Bill O'Reilly wanted to badger someone from the NAACP over their plan to monitor the Tea Party movement's racism with a website devoted to tracking Tea Party events. (He had already denounced the website last week.)
So he brought on the NAACP's Hilary Shelton, who did a reasonable job of holding up -- aside from a horrendous stumble when it appeared the only example of Tea Party racism he can name is a single T-shirt (Lord knows there's a wealth of examples to choose from, ranging from "witch doctor" signs to spitting episodes to Mark Williams columns). Eventually, Shelton got it right, explaining he was providing only one example out of a large body of them, but by then it was too late.

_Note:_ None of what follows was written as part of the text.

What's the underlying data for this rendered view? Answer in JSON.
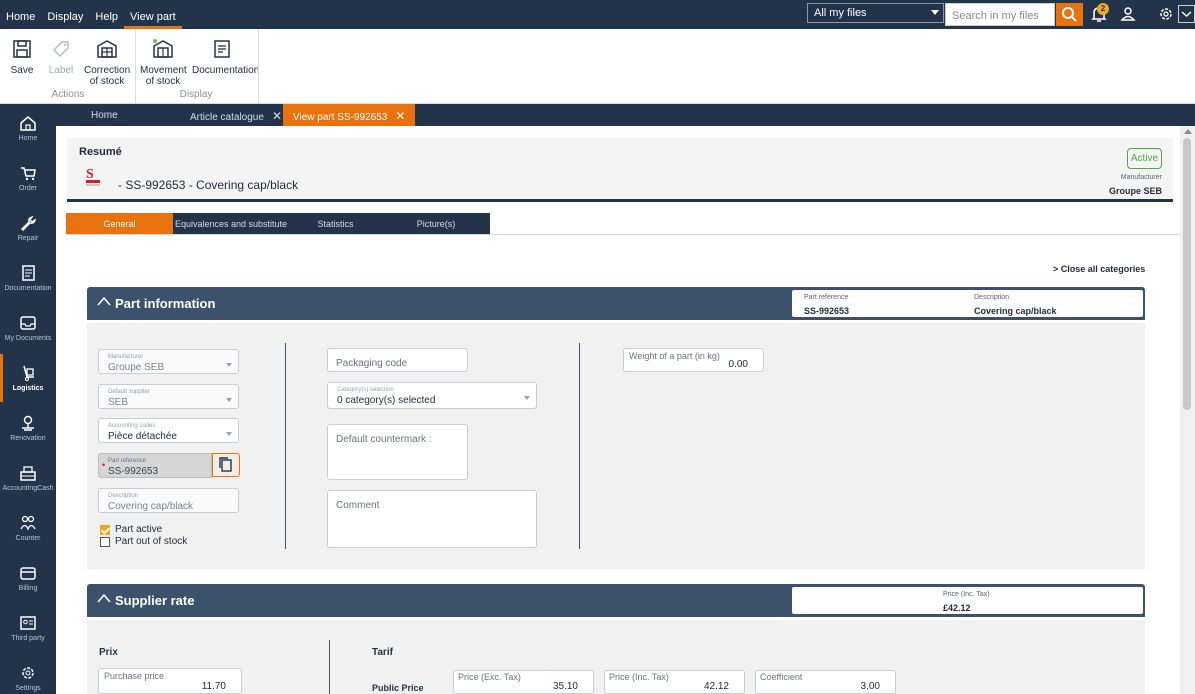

So then O'Reilly decided to play "gotcha!" by bringing in Fox's favorite whipping boy, the Rev. Jeremiah Wright, and pointing out that Wright had spoken at NAACP functions. O'Reilly then pounced and claimed that Wright was a racist -- based on his belief that the federal government had created the HIV virus as a way to harm black men. This, BillO claimed, was "hate speech."
Eh? Yes, it's a cockamamie conspiracy theory that makes pretty clear that Wright's judgment is questionable at best. But racist?
We already know that O'Reilly doesn't know the difference between hate speech and hateful speech. And we know he's not exactly the most sensitive guy in the world on racial matters.
As Shelton tells O'Reilly:
Bill, I think you should look up the definition of the word "racist." It might help you understand what is racism and what is not.
Now, we know that there are many ways of defining racism. Most right-wingers who like to claim that they're not racist generally define racism as "the outright hatred of people of other races" -- which excuses a lot of the stereotyping and institutional racism to which they are prone. On the other end of the spectrum, sociologists use complex criteria to define it.
A fairly simple definition, like the one you can find at the Wikipedia entry, will however suffice:
Racism is the belief that the genetic factors which constitute race are a primary determinant of human traits and capacities and that racial differences produce an inherent superiority of a particular race.
This is indeed the essence of racism. And of course, the "inherent superiority" of one race also requires the inherent inferiority of others -- and emphasizing that inferiority is more the defining feature of racism.
O'Reilly, it seems, wants to define racism as "inflammatory remarks based on cockamamie conspiracy theories."
But then, that definition also properly fits under the traditional definition, doesn't it?